- April 23, 2015
Thriving business? Check. Marketing Plan? Check. Website? Uhhh.
Websites are not ZZ plants – you can quickly and easily kill them with even the best intentions. If your business has committed any of these site-killing offenses, it is not too late to salvage your online identity.
Fail #1: Death by Committee
To some, group work is a godsend. To others, it is pure torture. While they have their place in the corporate world, designing a website using a committee will surely kill your website. Why? As Smashing Magazine describes, design by committee ultimately leads to compromise, which leads to bland, boring, disjointed designs.
“Design is subjective. The way we respond to a design can be influenced by culture, gender, age, childhood experience and even physical conditions (such as color blindness). What one person considers great design could be hated by another. This is why it is so important that design decisions be informed by user testing rather than personal experience. Unfortunately, this approach is rarely taken when a committee is involved in design decisions.”
Which leads to…
Fail #2: Death by Self-Centeredness
Want your website to die a quick death? Design it based on what appeals to you rather than your users. It doesn’t matter if you don’t like blue, or if you want to see lots of animated graphic elements. What matters is what the user wants.
Web design may be best done by a third-party, knowledgeable web development professional, like Cube Creative Design. Why? It gives your business that outside, neutral look into your business and helps your business reach users in the best way possible. Trust your web development professional, don’t reduce them to a “pixel pusher” by micro-managing them. As Paul Boag suggests:
"If you want to get the maximum return on your Web team, present it with problems, not solutions. For example, if you’re targeting your website at teenage girls, and the designer goes for corporate blue, suggest that your audience might not respond well to that color. Do not tell him or her to change it to pink. This way, the designer has the freedom to find a solution that may even be better than your choice. You allow your designer to solve the problem you have presented."
Once your site is up, dedicate specific resources toward moving your site forward. This could be through periodic content updates or social media interactions.
Fail #3: Death by Perspective
Nothing will kill a website quite like tossing it to a group of folks with different end goals. Many businesses hand off their websites to either their IT department or marketing department. IT folks tend to think in systems and coding, and marketing folks tend to think of websites as a second-hand outlet for print campaigns. As Jeffrey Zeldman put it:
“No matter how critical the web experience may be to the organization’s mission, the people who design and build those mission-critical sites work in divisions that have nothing to do with the web, and report to leaders whose expertise is unrelated to web design and development.”
Instead of pitting two completely different brain chemistries against one another, trust your website management to a single web team. A web management team combines both content strategy and basic web strategy, such as search engine optimization and mobile-friendly design standards.
Fail #4: Death by Time

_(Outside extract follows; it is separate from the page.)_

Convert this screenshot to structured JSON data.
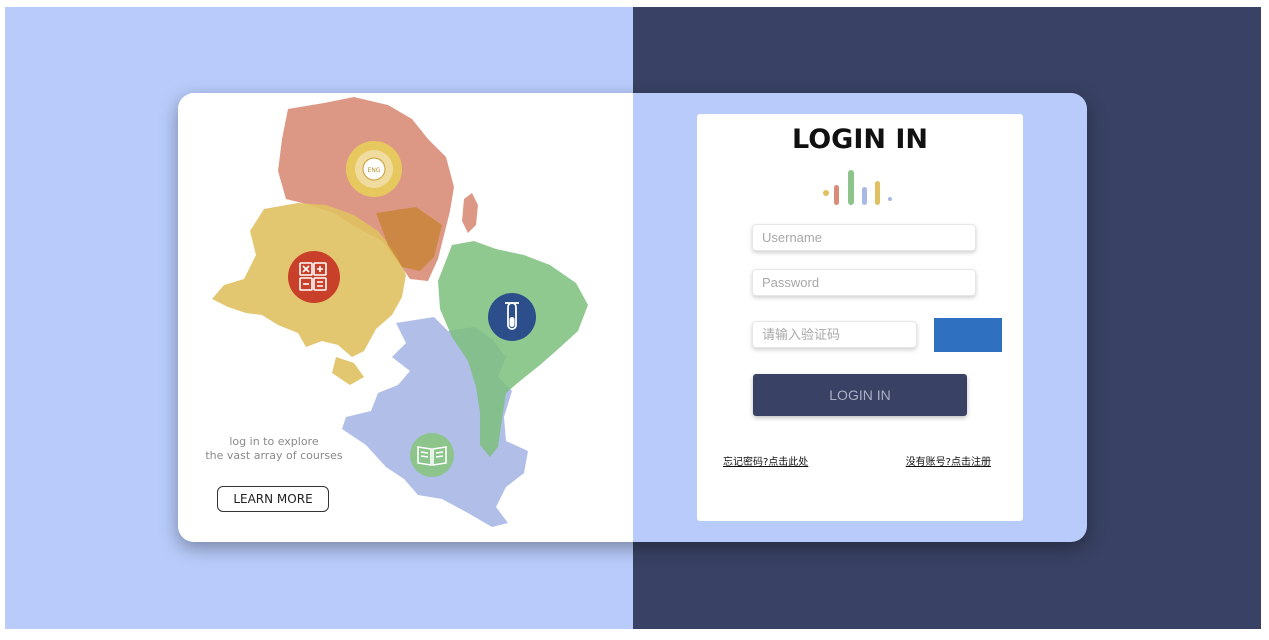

If you have a contact page on your site and you don’t respond to website contact requests in a timely manner, your site will surely die. One of the main purposes of a website is to generate leads. If folks are trying to hire your business and you don’t respond to them within a business day or two, those folks are going to seek services elsewhere.
A great way to avoid losing potential customers is to appoint a specific person or team to responding to contact requests. Give them a standard window of time in which they must respond to all customer requests, such as 24 hours or 2 business days. Also, be sure to test your contact page frequently. Technical issues could be killing your sales leads and you don’t even realize it.
Fail #5: Death by Content
A sure-fire way to kill your website is through poor content choices: lack of content, too much content, lack of quality, lack of updates and lack of activity. Your website should have pertinent information that is useful to visitors and potential customers. That content should be proofread for spelling and grammar. That content should be updated when necessary. Last, content should not overwhelm users. Adding content nobody will ever read is a great way to kill your website. In the words of newspaper greats: KISS. Keep It Simple, Stud (OK I changed it a bit to be nicer).
Keep user experience in mind. It is much easier to click through archived content and skim text on a screen than it is to download PDFs from 1997 to see if specific information is available in the file. You may get the graphic look you want from using text embedded in images, but for folks with sight impairments, screen reading devices may have trouble deciphering those graphics into usable text. A knowledgeable web developer will help you steer away from these content blunders like Blackbeard through the NC coastline.
Fail #6: Death by Absence
Nothing will kill your business website like not having a business website. As AMI Advertising Agency put it:
“Today people surf the web. This is just a fact. The Internet is no longer a luxury; it is used daily by millions and millions of Americans. They are searching for your help right now and if you don’t have a place on the web where they can find you, then they won’t."
Two-thirds of Americans own a smartphone, and nearly all of those smartphone-toting Americans use their phones to go online. Nearly 84% of American households have a computer, and nearly 75% of households have Internet access. Those folks expect to Google your business and find something.
Luckily website death isn’t permanent. Your business can not only rebound from failure, it can grow and thrive with the help of an experienced web professional. Contact us today to get started on your website renaissance.